• **Work to be completed**: The records follow. Filter them to the lines that hold "source".

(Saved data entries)
BEGIN

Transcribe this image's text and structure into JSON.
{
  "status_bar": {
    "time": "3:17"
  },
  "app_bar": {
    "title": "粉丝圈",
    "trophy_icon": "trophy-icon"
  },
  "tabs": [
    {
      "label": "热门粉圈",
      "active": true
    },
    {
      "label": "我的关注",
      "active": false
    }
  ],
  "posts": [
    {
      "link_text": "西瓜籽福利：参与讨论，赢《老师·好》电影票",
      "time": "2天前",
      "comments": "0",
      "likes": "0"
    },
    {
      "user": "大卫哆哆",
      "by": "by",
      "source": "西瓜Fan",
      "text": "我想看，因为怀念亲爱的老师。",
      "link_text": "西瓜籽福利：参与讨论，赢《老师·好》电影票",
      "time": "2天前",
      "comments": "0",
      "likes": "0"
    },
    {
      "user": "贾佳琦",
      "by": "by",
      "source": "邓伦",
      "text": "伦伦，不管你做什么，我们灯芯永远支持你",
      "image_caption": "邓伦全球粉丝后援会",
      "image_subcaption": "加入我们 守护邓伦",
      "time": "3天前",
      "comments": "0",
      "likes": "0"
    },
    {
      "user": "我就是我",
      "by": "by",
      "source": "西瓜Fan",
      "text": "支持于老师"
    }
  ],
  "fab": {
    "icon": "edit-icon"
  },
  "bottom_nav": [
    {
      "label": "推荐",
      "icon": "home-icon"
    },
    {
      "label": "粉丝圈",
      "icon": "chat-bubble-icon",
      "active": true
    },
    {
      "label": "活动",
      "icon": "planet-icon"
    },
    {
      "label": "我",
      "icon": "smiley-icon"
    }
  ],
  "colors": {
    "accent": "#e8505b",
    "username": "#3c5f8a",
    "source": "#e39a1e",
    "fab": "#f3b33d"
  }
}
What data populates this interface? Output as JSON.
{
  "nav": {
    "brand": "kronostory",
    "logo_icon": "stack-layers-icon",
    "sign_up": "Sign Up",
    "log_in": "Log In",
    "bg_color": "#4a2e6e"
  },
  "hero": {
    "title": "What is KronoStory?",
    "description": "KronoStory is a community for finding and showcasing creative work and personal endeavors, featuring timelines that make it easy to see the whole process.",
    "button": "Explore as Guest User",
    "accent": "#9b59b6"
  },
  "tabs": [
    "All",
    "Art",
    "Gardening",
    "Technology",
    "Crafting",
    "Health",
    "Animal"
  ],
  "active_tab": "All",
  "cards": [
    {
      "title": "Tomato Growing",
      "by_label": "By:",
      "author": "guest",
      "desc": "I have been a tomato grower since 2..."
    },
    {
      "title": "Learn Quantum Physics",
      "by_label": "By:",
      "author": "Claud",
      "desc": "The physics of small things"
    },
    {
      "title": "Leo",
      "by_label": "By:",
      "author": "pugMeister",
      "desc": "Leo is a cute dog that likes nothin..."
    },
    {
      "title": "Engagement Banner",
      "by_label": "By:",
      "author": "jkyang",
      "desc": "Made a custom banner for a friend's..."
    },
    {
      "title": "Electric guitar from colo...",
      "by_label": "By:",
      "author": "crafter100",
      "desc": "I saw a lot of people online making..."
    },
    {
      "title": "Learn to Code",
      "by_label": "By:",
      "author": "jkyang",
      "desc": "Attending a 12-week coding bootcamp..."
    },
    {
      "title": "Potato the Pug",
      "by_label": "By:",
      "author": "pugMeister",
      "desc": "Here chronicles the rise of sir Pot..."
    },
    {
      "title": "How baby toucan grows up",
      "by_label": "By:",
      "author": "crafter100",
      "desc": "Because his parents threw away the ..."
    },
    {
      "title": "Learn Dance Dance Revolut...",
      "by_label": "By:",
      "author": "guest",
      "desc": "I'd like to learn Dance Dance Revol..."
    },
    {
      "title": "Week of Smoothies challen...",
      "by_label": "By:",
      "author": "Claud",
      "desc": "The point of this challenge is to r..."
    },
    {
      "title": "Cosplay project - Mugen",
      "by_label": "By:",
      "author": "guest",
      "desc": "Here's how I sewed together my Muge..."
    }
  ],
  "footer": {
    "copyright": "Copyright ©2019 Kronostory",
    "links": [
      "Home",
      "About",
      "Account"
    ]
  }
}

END

• **Answer section**:
      "source": "西瓜Fan",
      "source": "邓伦",
      "source": "西瓜Fan",
    "source": "#e39a1e",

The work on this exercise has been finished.